good ways or bad, population problem will end, Pulitzer-winning
CIVILIZATIONS: Jared Diamond speaks to a group
of USU students Friday morning in the TSC. / Photo
by Julie Garcia
By G. Christopher Terry
March 31, 2006 | Famed author and intellectual Jared
Diamond said the problem of overpopulation will be solved
either through pleasant ways of our choosing, or by
unpleasant ways not of our choosing.
Thursday night in the Kent Concert Hall, the leprechaun-like
Diamond eschewed the podium during a brief talk before
a packed house, pacing back and forth and speaking in
casual, conversational tones.
"The big question is why some civilizations are successful
over time while others fail?" Diamond asked before offering
several examples of societies that collapsed.
Diamond said the Anasazi lived in small cities with
six-story skyscrapers, the tallest structures in North
America until the invention of the steel girder, off
a corn-based agriculture in the modern Four Corners
area, where no one farms corn today. In A.D. 1118 they
stopped construction on their towers and abandoned them.
A Norwegian colony on Greenland lasted for 450 years
-- longer, Diamond said, than European civilization
has been in North America -- before ultimately collapsing.
"I chose the subject of collapse because it is the
single most vital, engaging and fascinating subject
I could think of," Diamond said.
The best metaphor Diamond said he discovered for the
planet Earth was the civilization of Easter Island,
which is isolated in the Pacific Ocean much as Earth
is isolated in the universe. The Easter Islanders depended
on their subtropical forest to provide many resources,
including wooden rollers and rope to erect their famous
idols and dugout canoes to voyage forth into the ocean
hunting for tuna and dolphin.
When the last tree was cut and they were unable to
hunt for sea-creatures, sometime around A.D. 1680, Diamond
said, the island kingdom's people began slaughtering
and devouring one another. They knocked down their mighty
stone statues and vanished from history.
"The best way I know of to offend an Easter Islander
is to say, 'The flesh of your mother sticks between
my teeth,'" Diamond said.
A five-point checklist can determine whether a civilization
is heading for collapse, according to Diamond. The first
criteria he said he looks for is human-environmental

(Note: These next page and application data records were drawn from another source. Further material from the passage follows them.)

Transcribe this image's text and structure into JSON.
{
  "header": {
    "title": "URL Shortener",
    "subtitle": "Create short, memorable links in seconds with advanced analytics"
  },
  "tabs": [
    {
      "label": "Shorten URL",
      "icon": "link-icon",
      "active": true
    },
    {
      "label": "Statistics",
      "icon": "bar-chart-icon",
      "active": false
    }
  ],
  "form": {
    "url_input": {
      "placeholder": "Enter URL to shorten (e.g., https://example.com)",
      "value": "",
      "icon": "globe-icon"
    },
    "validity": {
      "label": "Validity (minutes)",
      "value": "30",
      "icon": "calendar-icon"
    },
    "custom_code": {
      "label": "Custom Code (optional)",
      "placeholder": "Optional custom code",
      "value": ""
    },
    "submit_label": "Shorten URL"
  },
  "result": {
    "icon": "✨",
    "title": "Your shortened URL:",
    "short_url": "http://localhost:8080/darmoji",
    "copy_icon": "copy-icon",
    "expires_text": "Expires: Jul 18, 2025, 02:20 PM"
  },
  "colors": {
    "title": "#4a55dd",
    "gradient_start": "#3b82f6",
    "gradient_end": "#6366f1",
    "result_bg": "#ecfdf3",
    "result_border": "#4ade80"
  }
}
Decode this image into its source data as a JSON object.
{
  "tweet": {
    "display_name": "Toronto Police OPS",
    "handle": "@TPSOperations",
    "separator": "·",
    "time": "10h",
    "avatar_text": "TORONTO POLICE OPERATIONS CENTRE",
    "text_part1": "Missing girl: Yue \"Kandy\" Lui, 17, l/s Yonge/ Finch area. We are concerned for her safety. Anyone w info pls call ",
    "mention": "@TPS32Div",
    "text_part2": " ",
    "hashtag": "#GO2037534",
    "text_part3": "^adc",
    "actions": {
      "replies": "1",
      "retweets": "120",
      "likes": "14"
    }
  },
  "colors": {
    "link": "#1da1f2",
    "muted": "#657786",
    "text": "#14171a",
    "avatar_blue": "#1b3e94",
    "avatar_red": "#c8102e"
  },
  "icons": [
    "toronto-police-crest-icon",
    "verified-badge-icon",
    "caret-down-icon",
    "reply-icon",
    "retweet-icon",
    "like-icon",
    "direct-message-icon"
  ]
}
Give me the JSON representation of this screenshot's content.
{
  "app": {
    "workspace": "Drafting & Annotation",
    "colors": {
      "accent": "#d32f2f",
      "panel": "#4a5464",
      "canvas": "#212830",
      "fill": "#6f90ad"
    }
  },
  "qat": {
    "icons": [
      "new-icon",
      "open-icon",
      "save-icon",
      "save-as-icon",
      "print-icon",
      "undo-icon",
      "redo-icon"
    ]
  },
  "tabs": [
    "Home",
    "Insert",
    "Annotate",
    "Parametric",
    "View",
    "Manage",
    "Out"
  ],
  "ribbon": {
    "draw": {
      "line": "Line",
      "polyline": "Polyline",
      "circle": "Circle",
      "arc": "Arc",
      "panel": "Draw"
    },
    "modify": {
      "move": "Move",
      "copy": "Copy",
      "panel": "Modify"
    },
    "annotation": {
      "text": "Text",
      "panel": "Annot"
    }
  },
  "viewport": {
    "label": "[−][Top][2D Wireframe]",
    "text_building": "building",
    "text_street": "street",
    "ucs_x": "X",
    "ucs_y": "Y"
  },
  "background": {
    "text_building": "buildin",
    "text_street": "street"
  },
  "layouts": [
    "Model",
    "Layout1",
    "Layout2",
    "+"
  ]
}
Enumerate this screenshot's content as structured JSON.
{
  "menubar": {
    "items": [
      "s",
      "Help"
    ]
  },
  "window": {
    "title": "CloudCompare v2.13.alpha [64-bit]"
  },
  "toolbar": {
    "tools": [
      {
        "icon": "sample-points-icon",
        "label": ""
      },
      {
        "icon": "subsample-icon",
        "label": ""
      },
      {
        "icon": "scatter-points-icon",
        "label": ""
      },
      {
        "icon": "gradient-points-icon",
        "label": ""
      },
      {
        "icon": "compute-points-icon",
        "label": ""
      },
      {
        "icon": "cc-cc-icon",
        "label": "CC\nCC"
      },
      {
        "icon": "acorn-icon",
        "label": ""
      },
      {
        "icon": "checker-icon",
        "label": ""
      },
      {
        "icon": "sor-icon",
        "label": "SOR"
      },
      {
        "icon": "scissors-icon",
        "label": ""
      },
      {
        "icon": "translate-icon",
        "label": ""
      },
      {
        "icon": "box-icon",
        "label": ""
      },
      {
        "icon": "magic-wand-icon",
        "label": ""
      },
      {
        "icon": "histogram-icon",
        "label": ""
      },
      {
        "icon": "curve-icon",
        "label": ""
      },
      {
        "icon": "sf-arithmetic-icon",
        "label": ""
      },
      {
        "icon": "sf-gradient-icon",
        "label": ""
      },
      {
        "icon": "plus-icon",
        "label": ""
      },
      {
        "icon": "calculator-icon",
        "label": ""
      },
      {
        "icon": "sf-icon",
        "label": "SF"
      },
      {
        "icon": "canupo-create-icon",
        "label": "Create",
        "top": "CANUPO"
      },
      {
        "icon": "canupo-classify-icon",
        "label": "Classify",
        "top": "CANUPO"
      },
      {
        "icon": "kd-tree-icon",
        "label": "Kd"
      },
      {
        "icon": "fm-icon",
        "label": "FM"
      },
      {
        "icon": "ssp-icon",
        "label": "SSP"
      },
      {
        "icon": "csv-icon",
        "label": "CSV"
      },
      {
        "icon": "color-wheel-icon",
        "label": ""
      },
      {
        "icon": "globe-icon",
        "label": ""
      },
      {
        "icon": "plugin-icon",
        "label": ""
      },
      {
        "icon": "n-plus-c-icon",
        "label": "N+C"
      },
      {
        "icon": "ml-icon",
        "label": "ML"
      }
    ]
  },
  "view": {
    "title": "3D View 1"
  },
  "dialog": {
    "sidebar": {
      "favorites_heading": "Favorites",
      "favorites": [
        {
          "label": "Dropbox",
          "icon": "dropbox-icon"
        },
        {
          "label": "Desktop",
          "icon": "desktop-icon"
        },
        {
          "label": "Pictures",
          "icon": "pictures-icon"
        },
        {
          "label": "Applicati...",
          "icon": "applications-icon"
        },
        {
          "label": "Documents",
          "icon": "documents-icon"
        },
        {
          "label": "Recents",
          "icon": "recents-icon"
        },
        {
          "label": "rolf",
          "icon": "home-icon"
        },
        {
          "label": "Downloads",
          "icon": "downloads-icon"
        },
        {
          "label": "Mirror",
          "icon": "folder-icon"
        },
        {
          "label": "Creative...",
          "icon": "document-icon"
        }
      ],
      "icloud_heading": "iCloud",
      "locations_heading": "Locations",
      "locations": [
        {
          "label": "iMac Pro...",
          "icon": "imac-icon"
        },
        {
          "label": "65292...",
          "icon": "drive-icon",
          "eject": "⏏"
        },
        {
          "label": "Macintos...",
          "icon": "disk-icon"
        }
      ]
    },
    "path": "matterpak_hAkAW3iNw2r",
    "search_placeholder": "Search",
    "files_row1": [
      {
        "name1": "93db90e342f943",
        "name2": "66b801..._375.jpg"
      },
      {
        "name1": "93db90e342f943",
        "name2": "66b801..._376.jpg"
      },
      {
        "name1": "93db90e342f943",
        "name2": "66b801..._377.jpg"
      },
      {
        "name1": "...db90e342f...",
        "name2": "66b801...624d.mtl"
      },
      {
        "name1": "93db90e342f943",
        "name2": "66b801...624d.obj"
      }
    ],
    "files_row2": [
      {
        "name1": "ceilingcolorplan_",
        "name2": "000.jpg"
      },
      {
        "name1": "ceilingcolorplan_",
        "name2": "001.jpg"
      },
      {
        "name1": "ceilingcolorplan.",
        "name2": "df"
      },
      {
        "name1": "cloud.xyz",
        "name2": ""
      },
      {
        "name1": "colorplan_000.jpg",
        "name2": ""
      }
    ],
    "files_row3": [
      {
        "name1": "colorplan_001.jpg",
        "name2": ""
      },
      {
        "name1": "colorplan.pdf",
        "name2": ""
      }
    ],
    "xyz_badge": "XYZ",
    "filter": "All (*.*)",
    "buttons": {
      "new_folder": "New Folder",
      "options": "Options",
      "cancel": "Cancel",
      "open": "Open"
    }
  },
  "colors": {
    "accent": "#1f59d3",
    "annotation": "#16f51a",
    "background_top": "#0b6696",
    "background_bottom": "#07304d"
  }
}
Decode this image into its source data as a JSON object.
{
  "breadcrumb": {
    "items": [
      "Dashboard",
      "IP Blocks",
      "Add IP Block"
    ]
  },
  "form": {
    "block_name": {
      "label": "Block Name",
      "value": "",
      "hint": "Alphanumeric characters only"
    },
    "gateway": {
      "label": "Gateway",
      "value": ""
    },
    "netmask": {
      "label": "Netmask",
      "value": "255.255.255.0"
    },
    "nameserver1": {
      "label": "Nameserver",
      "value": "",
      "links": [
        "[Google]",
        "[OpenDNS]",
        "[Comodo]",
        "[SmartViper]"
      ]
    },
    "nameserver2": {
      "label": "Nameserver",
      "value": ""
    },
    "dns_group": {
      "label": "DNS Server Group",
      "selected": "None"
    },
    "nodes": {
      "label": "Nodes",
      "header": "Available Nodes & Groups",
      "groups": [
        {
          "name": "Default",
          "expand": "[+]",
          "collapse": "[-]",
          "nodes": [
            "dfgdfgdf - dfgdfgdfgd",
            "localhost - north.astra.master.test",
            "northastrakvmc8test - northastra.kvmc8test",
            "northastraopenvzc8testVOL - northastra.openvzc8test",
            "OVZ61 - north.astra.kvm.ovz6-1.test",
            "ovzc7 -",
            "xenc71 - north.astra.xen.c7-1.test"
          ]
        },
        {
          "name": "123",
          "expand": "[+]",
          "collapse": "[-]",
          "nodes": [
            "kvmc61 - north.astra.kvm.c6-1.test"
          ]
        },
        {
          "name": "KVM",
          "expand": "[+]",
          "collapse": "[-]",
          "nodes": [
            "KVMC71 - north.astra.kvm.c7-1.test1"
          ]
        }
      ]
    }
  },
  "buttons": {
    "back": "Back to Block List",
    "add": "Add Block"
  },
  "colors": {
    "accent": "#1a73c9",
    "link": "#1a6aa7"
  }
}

impact, such as overexploitation of resources.
Second is climate change. Diamond said that while
the Earth is warming due to human activity at such a
rate that by the year 2020 Glacier National Park in
Montana will become glacier-less, the climate has changed
for other reasons in the past and civilizations like
the Anasazi were unable to cope.
Third, Diamond said, is the presence of outside enemies
who either destroy the civilization themselves or simply
compound internal problems, causing collapse to take
Fourth is the presence or lack of friendly allies,
and finally Diamond said how a civilization responds
to crisis is the fifth item on his checklist.
"Environmental problems are very expensive to solve
if you wait until they blow up, but they can be relatively
cheap if you anticipate them and act before it is a
catastrophe," Diamond said. This lesson, Diamond said,
was "rubbed in our faces" during the recent calamity
on the gulf coast.
"In the case of New Orleans, we saved ourselves $300
million by not repairing the levies and cost ourselves
$300 billion in the long haul."
The much-decorated geography professor from UCLA concluded
his appearance with a book signing in the foyer of the